Even if you use products to prevent and treat head lice infestations, the good old combing technique is a great way to ensure you get them all out.
Wash the hair with an ordinary shampoo and conditioner and leave wet.
With a fine-toothed comb, stroke slowly outward from the roots through one lock of hair at a time.
Lice will land on the back of the comb, get caught between the teeth, or fall off. Space at least 30 strokes over the head.
Read: What are head lice?
Repeat every three days. Because new-born lice do not lay eggs for the first week, all lice should disappear after about two weeks of combing.
To eliminate all lice and successfully prevent re-infection, wash all clothing, towels and bed linen in hot, soapy water, and dry them in a hot dryer.
You can also disinfect bedding and other items such as hats and clothing by placing them in a sealed plastic bag for 14 days; the nits will hatch in about a week and die of starvation.
Brushes and combs can be disinfected by soaking them in hot, soapy water for 10 minutes.
Types of head lice combs
If you visit your chemist, you'll find an array of head lice combs available, from and some work better than others.
If you can, try to find a metal comb with long teeth that are tightly packed - they work better than the plastic ones.
Read: Causes of head lice
Also look for the Robi Comb, that works on dry hair and is battery-powered. The Robi Comb emits a high pitched buzzing when operating and when it finds lice in the hair, an electrical circuit is completed between the teeth of the comb.
The buzzing stops, and the battery sends a shock through the little guys, killing them or stunning them temporarily. It is not hurtful to the child at all.
It's advised to comb the hair with a regular lice comb to ensure you remove all last traces of head lice and nits.
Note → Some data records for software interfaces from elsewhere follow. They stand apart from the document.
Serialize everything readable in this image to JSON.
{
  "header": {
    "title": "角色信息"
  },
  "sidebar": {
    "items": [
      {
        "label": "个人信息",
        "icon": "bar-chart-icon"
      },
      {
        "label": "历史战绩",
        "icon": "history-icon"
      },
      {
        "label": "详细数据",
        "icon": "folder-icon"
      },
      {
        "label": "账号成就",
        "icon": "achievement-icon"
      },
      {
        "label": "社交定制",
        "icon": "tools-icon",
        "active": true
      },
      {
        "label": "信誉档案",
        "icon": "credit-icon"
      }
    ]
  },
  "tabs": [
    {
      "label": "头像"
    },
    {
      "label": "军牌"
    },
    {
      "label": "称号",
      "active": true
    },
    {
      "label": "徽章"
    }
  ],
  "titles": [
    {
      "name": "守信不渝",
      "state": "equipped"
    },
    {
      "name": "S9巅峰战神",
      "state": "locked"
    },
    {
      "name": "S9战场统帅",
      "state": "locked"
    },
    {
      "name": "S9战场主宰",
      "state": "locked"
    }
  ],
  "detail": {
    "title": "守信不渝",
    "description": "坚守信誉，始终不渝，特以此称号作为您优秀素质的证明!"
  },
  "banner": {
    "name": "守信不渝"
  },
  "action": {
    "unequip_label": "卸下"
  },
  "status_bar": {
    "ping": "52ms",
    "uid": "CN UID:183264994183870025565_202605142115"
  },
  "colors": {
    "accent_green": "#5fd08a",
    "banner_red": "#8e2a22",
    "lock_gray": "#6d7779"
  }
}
To prevent further infestation, consider spraying a natural product such as Thursday plantation tea tree oil onto the hair.
Watch out for back-to-school head lice